[[ SUPPLIED MATERIAL open ]]

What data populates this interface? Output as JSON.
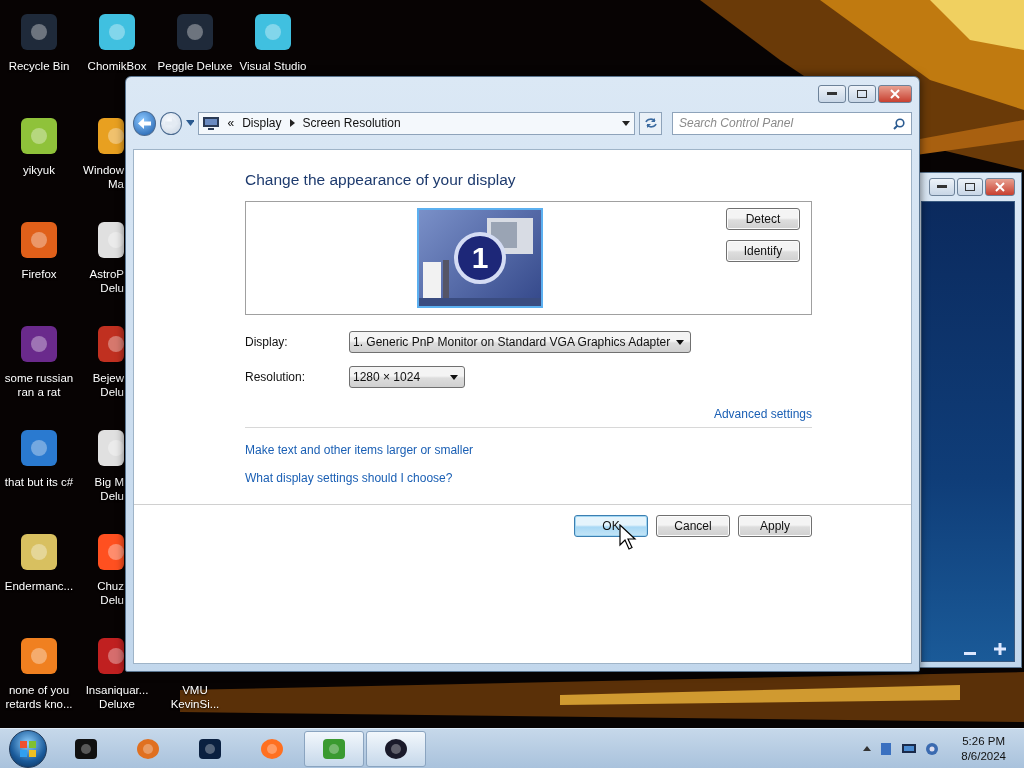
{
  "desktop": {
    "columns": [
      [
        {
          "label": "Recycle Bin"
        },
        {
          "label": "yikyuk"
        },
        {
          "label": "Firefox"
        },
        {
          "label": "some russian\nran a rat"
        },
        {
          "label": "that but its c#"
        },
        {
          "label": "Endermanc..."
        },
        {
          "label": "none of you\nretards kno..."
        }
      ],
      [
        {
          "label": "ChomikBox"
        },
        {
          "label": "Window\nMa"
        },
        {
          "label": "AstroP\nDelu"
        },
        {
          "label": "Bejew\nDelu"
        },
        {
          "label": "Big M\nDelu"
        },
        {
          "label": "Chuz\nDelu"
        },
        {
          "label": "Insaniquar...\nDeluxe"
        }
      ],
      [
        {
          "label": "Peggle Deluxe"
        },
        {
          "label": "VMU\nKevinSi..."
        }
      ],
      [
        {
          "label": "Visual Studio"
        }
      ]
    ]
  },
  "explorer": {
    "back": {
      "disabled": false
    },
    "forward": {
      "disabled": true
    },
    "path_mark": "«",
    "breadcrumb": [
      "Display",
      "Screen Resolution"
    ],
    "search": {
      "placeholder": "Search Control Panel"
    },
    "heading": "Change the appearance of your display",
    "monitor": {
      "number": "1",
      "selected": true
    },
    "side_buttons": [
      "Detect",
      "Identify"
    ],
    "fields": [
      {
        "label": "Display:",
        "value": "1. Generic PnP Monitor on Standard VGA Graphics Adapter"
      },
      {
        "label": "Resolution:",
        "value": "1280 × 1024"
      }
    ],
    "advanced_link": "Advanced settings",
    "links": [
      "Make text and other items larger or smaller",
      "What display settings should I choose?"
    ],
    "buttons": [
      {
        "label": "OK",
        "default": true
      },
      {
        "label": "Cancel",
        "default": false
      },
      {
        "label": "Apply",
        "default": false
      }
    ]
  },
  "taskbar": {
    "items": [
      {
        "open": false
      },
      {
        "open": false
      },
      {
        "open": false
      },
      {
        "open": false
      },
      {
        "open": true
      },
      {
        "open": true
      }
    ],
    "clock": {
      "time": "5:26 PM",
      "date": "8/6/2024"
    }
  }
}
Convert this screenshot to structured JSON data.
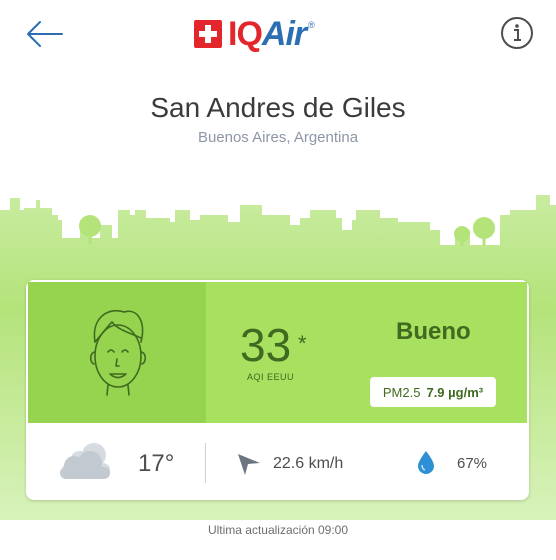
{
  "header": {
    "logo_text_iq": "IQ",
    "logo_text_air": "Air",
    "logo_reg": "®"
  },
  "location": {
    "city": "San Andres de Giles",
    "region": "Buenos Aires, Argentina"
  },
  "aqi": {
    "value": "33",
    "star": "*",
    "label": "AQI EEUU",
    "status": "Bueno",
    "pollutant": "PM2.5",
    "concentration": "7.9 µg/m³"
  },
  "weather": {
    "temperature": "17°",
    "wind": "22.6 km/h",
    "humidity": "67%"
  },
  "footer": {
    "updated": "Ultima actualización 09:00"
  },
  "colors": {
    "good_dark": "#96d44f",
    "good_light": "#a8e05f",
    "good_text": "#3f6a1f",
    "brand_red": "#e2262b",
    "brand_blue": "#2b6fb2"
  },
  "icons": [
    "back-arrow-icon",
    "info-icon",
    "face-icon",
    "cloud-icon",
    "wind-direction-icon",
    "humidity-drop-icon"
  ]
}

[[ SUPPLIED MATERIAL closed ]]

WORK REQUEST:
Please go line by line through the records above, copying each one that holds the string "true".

ANSWER FOR THE TASK:
      "disabled": true
      "selected": true
        "default": true
        "open": true
        "open": true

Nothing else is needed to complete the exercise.